Getting laid off, sorting out the paperwork and figuring out how you'll make ends meet on an unemployment check is hard enough. Now, enter a company called Talx, whose job it is to manage unemployment claims on behalf of the companies doing mass layoffs. Most former employees who have worked with them feel that their idea of "managing" is to make it infinitely more difficult to file a claim and get your first check.
Owned by credit-rating behemoth Equifax, Talx claims to handle more than 30% of the nation's requests for jobless benefits. Its fees are paid by the firm doing the layoffs, and major US companies such as Aetna, AT&T, Best Buy, FedEx, Home Depot, Marriott, McDonald's, the Postal Service, Cargill, Target, Tyson Foods, WalMart and Wells Fargo have used it.
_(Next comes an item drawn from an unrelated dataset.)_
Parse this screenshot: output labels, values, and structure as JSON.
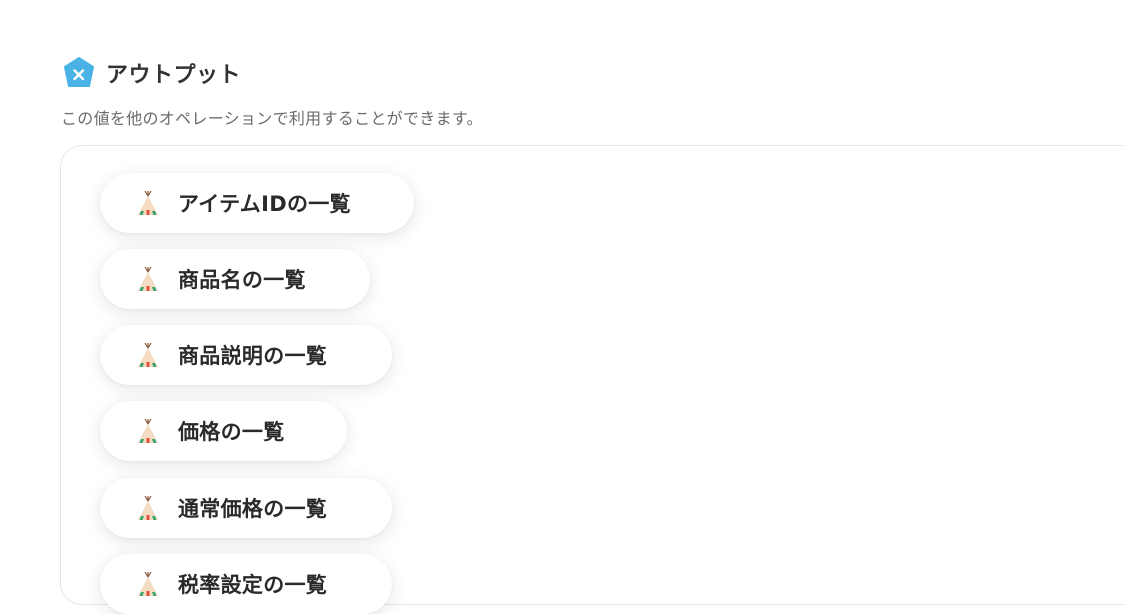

Here's why Talx is not a company you want to hear from: They claim that their mission is to "protect" those who have lost jobs through no fault of their own and help them get the benefits they're entitled to. But the fact is, companies like Talx are paid by the former employer, not the employee, so you can guess who they're really protecting.
You see, every company pays unemployment taxes based on how many successful claims are filed against them. For example, the company that lays off 100 people and is paying unemployment benefits to them will be taxed at a much higher rate than the company that laid off five people. Companies generally hire firms like Talx to "negotiate" fewer unemployment benefit payments so their taxes will be lower.
In all fairness, another reason that companies like Talx are hired is that their employees are reported to be specialists in the field of unemployment filings, and as such can deal with legal issues much more efficiently than in-house legal departments, which have limited unemployment experience.
Still, if you've just been laid off and they contact you, it means your former employer has called in the big guns to try to handle your unemployment claim for you and the goal isn't to make it pretty, fast or simple. They're known for contesting all claims, regardless of merit.
For example, you file a perfectly legitimate unemployment claim, then Talx files an appeal with the state, making a lengthy hearing and negotiation procedure necessary. Talx reps are notorious for not even showing up for the hearing, so even if the claim is decided in your favor, you've gone several weeks--even months--without receiving a check.
The strategy seems to be that some people will simply give up if they're entangled in enough red tape. If you receive a notice from third party negotiator like Talx, hang in there and don't despair. State officials are becoming wise to these tactics, and are often siding with the workers.
In fact, some states, including Wisconsin, Iowa, Connecticut and New York, are getting wise to these "procedural abuses" and have passed laws, filed complaints or created policies to protect the unemployed.
However, if you live elsewhere, have been laid off and see an envelope with the name Talx in your mailbox, it's probably best to, in the immortal words of Bette Davis, "Fasten your seat belts;" the road to your unemployment check is going to be a bumpy one.